      The motive and murder methods are not convincing, however, and the number of suspects too limited for a really strong puzzle. Nonetheless, the author’s experiment of eschewing third-person narration in favor of a story teller who is a movie executive and also a bit of a prig (and not too bright) works well.

   Also, Moyes’s series detective, Henry Tibbett, continues to be likable and efficient, if somewhat bland.

– From The MYSTERY FANcier, Vol. 10, No. 3, Summer 1988          (slightly revised).

From Wikipedia:


    “Patricia Pakenham-Walsh, aka Patricia Moyes, was an Irish-born British mystery writer. [She] was born in Dublin on January 19, 1923 and was educated at Overstone girls’ school in Northampton. She joined the WAAF in 1939. In 1946 Peter Ustinov hired her as technical assistant on his film School for Secrets. She became his personal assistant for the next eight years.

    “Her mystery novels [beginning with Dead Men Don’t Ski in 1959] feature C.I.D. Inspector Henry Tibbett. One of them, Who Saw Her Die (Many Deadly Returns in the US) was nominated for an Edgar Allan Poe Award in 1971.

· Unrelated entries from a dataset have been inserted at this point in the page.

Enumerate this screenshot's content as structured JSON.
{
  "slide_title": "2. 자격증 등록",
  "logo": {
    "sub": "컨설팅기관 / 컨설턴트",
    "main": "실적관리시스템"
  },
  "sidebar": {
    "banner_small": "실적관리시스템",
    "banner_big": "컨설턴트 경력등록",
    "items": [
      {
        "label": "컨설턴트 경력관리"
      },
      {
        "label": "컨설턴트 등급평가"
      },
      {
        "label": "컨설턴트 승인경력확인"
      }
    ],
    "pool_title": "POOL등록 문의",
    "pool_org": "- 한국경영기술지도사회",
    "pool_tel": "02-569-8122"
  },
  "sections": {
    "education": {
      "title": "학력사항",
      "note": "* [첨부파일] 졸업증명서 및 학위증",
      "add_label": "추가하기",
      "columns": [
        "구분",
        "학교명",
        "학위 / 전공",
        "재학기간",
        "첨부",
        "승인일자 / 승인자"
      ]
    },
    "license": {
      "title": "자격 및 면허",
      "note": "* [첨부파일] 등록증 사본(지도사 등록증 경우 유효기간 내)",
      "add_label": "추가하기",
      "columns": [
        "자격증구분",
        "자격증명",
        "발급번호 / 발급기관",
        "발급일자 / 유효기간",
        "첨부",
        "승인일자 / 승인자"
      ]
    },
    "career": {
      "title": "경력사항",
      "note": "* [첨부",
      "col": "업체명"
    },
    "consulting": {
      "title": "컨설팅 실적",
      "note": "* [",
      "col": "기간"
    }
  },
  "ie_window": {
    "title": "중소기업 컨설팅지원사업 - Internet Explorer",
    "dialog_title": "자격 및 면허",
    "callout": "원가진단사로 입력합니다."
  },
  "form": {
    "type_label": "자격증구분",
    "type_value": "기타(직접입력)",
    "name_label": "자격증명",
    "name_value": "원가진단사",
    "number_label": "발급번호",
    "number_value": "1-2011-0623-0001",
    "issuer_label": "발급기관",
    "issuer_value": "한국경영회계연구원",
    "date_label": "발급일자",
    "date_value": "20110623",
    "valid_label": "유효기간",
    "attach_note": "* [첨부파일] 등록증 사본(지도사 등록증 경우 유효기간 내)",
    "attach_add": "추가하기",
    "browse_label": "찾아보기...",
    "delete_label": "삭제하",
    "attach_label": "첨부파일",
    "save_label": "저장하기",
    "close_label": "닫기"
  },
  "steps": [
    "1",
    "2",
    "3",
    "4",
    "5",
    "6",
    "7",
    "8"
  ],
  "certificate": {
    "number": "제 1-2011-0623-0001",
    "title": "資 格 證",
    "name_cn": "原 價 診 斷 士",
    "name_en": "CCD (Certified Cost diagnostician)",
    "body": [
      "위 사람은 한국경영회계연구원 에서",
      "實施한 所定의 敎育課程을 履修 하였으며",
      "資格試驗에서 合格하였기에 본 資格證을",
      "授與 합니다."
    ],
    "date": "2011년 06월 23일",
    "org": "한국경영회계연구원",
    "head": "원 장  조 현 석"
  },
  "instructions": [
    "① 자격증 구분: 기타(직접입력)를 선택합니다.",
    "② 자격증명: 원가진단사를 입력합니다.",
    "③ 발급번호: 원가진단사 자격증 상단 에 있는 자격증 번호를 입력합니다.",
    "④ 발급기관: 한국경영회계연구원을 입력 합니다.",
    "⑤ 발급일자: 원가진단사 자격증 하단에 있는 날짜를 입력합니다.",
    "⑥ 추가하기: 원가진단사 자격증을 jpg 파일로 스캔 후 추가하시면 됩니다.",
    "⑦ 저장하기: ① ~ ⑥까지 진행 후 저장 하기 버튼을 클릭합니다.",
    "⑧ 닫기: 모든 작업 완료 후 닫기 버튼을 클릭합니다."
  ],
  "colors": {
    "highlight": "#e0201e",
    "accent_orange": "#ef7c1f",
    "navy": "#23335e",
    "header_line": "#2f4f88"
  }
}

    “She married photographer John Moyes in 1951; they divorced in 1959. She later married James Haszard, a linguist at the International Monetary Fund. She died at her home in the British Virgin Islands on August 2, 2000.”